Tuesday, May 19, 2020

924 steams!

The 924 builds steam on a warm spring day.
Locomotive 924 was constructed in 1899 by the Rogers Locomotive Works of Paterson, New Jersey, and was delivered along with two identical sisters to the St.Paul and Duluth Railroad.  By 1901 it was under ownership of the Northern Pacific Railway, and was soon serving their needs in the Puget Sound region of the Pacific Northwest.

Steam and air plumbing fills the cab; the
roof has been left off the cab for now to
improve access and lighting.
In 1924, the 924 became superfluous to the needs of the N.P. R. and was sold to the Inland Empire Paper Company near Spokane, WA.  The locomotive met the needs of its new owner until 1969 when company president William H. Cowles Jr. donated the 924 to the Northwest Railway Museum.  The 924 briefly operated in Chehalis, and was later moved to the Museum headquarters in Snoqualmie.  In 2015 it was nominated and listed on the King County and City of Snoqualmie Landmarks Register.  Work was immediately underway on a major rehabilitation effort, which is now nearing completion.

A wood fire crackled for about four hours
before the boiler reached operating
pressure. 924 will be fueled with wood
rather than coal.
May 18, 2020 represents an important milestone for the 924: it returned to steam and operated under its own power in testing on the shop track.  An inspection conducted by the Federal Railroad Administration observed that the boiler safety valves opened and closed at appropriate pressure levels, and the steam-powered air pump was able to deliver the required air flow.  During the visit, Museum staff also demonstrated successful operation of both Ohio injectors, and the hydro-static lubricator, all of which were rebuilt by Backshop Enterprises.  And an additional day under steam gave collections care specialists - steam specialists, really - an opportunity to perform additional testing and troubleshooting.  Steven B., Josh K., Scott, and Gary performed most of the effort required to boil the boiler water, but dozens of additional volunteers and staff contributed efforts that allowed this to happen.

Work on the 924 is continuing and completion of vital systems is anticipated in 2nd quarter 2020.  Work has been funded by contributions from individuals, companies, foundations, and government agencies including 4Culture, Washington's Heritage Capital Fund, the Northern Pacific Railway Historical Association, Emery Rail Trust, Schwab Fund, and more. You can support completion of the project by visiting the Museum's donation page, making a pledge, and selecting the steam program here.

Check out two days of steam in photos and videos:

The hydrostatic lubricator, automatic brake valve, steam gauge,
and air gauges.

924 was built with one water glass but
regulations now require two.

Setting safety valves to the correct pressure involves verifying
they open at the desired pressure.
Checking the water level.

Verifying the open and close pressures for the safety valves.

924 simmers in the Snoqualmie Valley
The Museum's director and the inspector from the Federal
Railroad Administration discuss locomotive 924.


tomd said...

Fantastic work , thanks to All volunteers .

Steve said...

CONGRATS to all who have labored on NP-924 !!!

Unknown said...

Congratulations to the NW Railway Museum crew.
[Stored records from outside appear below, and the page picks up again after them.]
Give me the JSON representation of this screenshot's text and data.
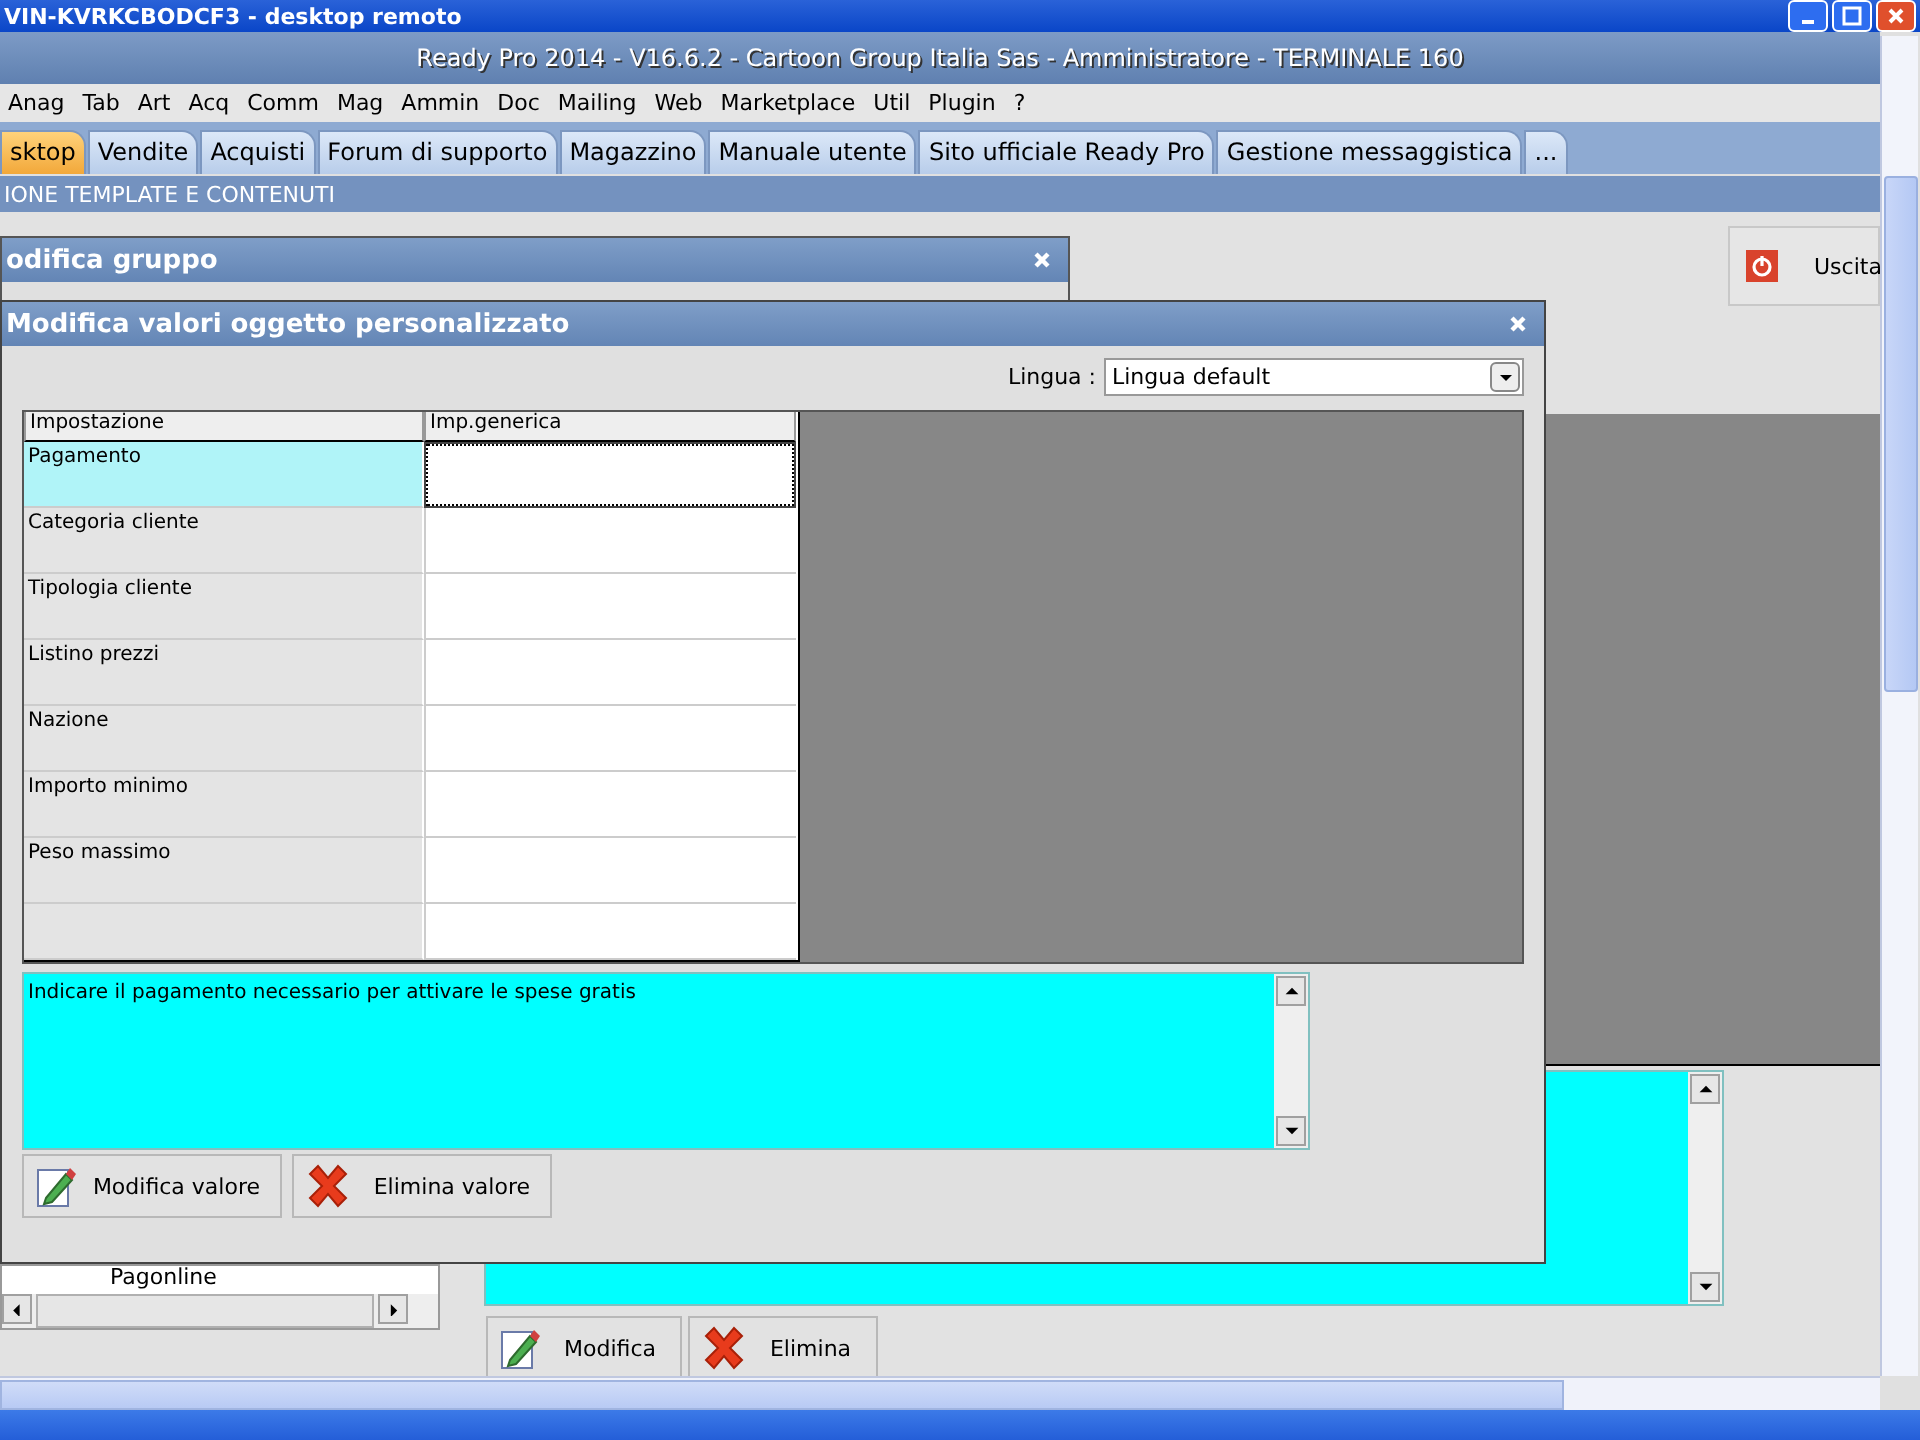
{
  "remote_window": {
    "title": "VIN-KVRKCBODCF3 - desktop remoto"
  },
  "app": {
    "title": "Ready Pro 2014 - V16.6.2 - Cartoon Group Italia Sas - Amministratore - TERMINALE 160"
  },
  "menu": [
    "Anag",
    "Tab",
    "Art",
    "Acq",
    "Comm",
    "Mag",
    "Ammin",
    "Doc",
    "Mailing",
    "Web",
    "Marketplace",
    "Util",
    "Plugin",
    "?"
  ],
  "tabs": [
    {
      "label": "sktop",
      "selected": true
    },
    {
      "label": "Vendite",
      "selected": false
    },
    {
      "label": "Acquisti",
      "selected": false
    },
    {
      "label": "Forum di supporto",
      "selected": false
    },
    {
      "label": "Magazzino",
      "selected": false
    },
    {
      "label": "Manuale utente",
      "selected": false
    },
    {
      "label": "Sito ufficiale Ready Pro",
      "selected": false
    },
    {
      "label": "Gestione messaggistica",
      "selected": false
    },
    {
      "label": "...",
      "selected": false
    }
  ],
  "section_title": "IONE TEMPLATE E CONTENUTI",
  "exit_button": "Uscita",
  "back_dialog": {
    "title": "odifica gruppo",
    "tree_items": [
      "Pagonline"
    ],
    "buttons": [
      {
        "label": "Modifica",
        "kind": "edit"
      },
      {
        "label": "Elimina",
        "kind": "delete"
      }
    ]
  },
  "dialog": {
    "title": "Modifica valori oggetto personalizzato",
    "language_label": "Lingua :",
    "language_value": "Lingua default",
    "columns": [
      "Impostazione",
      "Imp.generica"
    ],
    "rows": [
      {
        "name": "Pagamento",
        "selected": true
      },
      {
        "name": "Categoria cliente",
        "selected": false
      },
      {
        "name": "Tipologia cliente",
        "selected": false
      },
      {
        "name": "Listino prezzi",
        "selected": false
      },
      {
        "name": "Nazione",
        "selected": false
      },
      {
        "name": "Importo minimo",
        "selected": false
      },
      {
        "name": "Peso massimo",
        "selected": false
      }
    ],
    "description": "Indicare il pagamento necessario per attivare le spese gratis",
    "buttons": [
      {
        "label": "Modifica valore",
        "kind": "edit"
      },
      {
        "label": "Elimina valore",
        "kind": "delete"
      }
    ]
  }
}
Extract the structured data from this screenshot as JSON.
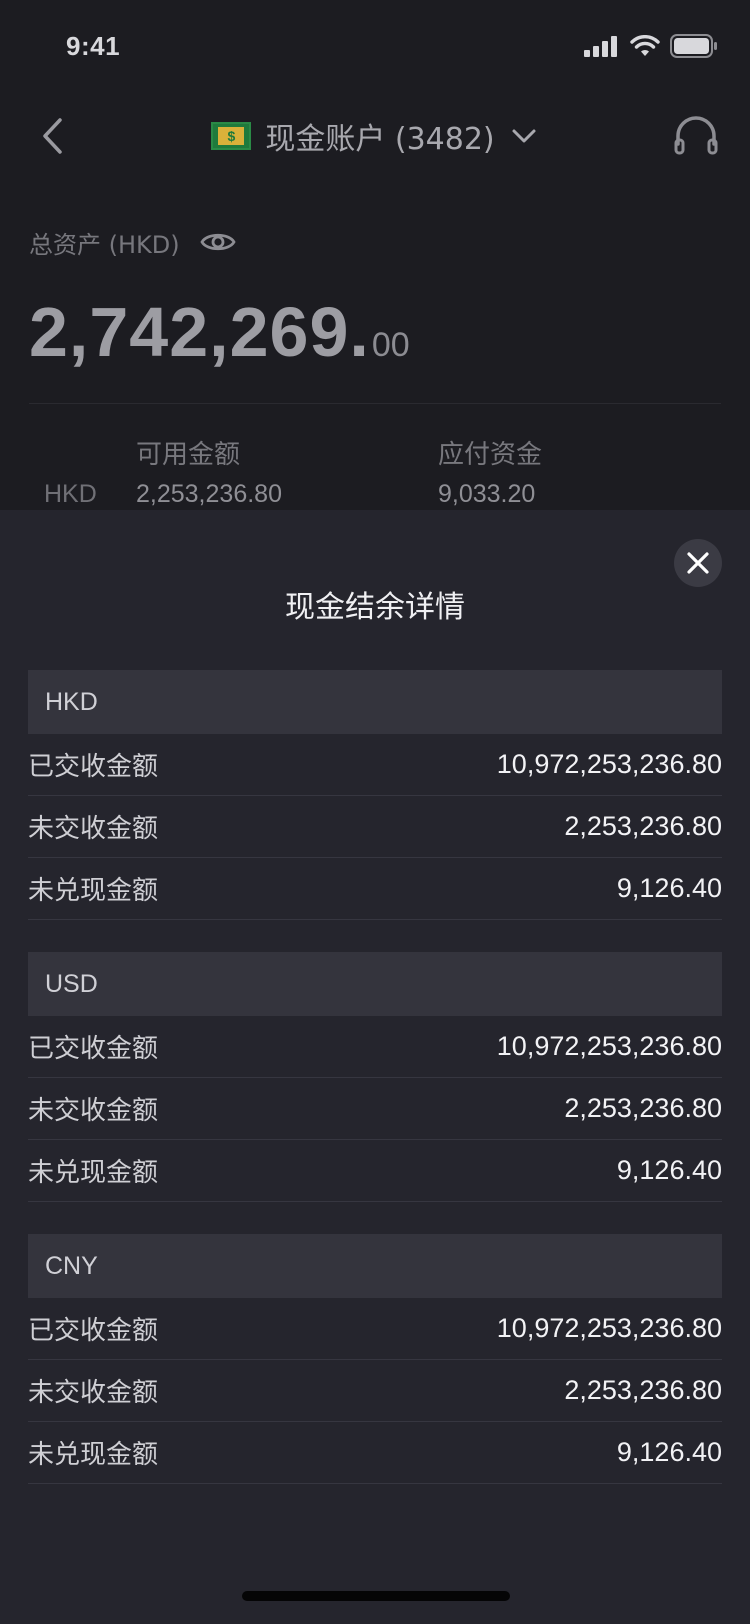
{
  "status_bar": {
    "time": "9:41"
  },
  "nav": {
    "account_title": "现金账户 (3482)"
  },
  "summary": {
    "total_label": "总资产 (HKD)",
    "total_amount_main": "2,742,269.",
    "total_amount_decimal": "00",
    "columns": [
      {
        "label": "可用金额"
      },
      {
        "label": "应付资金"
      }
    ],
    "currency": "HKD",
    "available": "2,253,236.80",
    "payable": "9,033.20"
  },
  "sheet": {
    "title": "现金结余详情",
    "sections": [
      {
        "currency": "HKD",
        "rows": [
          {
            "label": "已交收金额",
            "value": "10,972,253,236.80"
          },
          {
            "label": "未交收金额",
            "value": "2,253,236.80"
          },
          {
            "label": "未兑现金额",
            "value": "9,126.40"
          }
        ]
      },
      {
        "currency": "USD",
        "rows": [
          {
            "label": "已交收金额",
            "value": "10,972,253,236.80"
          },
          {
            "label": "未交收金额",
            "value": "2,253,236.80"
          },
          {
            "label": "未兑现金额",
            "value": "9,126.40"
          }
        ]
      },
      {
        "currency": "CNY",
        "rows": [
          {
            "label": "已交收金额",
            "value": "10,972,253,236.80"
          },
          {
            "label": "未交收金额",
            "value": "2,253,236.80"
          },
          {
            "label": "未兑现金额",
            "value": "9,126.40"
          }
        ]
      }
    ]
  }
}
Great achievement bringing the 924 back to life!
Doug Shearer

Railroad Smurf said...

Way to go ! I am happy to see that there will be steam back in the Snoqualmie Valley and at the museum. I'm all so happy to see that the 108 that was in Snoqualmie and at the museum is now running in Hill City,SD. at the Black Hills Central R.R. (1880 Train). Miss you all and wish I was still on crew there.

Unknown said...

This is the best News i have seen for a long time and glad that all the work that the Staff and Volunteers have done on this Steam Engine is paying off and to know this equipment will teach people about how steam works for years to come.

Unknown said...

Cant wait to see this baby steam past my house!!!

BigPlanDan said...

The only thing that would beat this is the disappearance of Covid. Congratulations to all involved! Only they will ever know all the work involved and all the difficulties encountered in bringing an old steam engine to life. And, of course, there is the monumental task of raising all the money needed for this job! American ingenuity at work!!!
Dan O'Connell
Canyon Country, California

Graham Stokes said...

Beautiful to see. Great work. That whistle is gorgeous.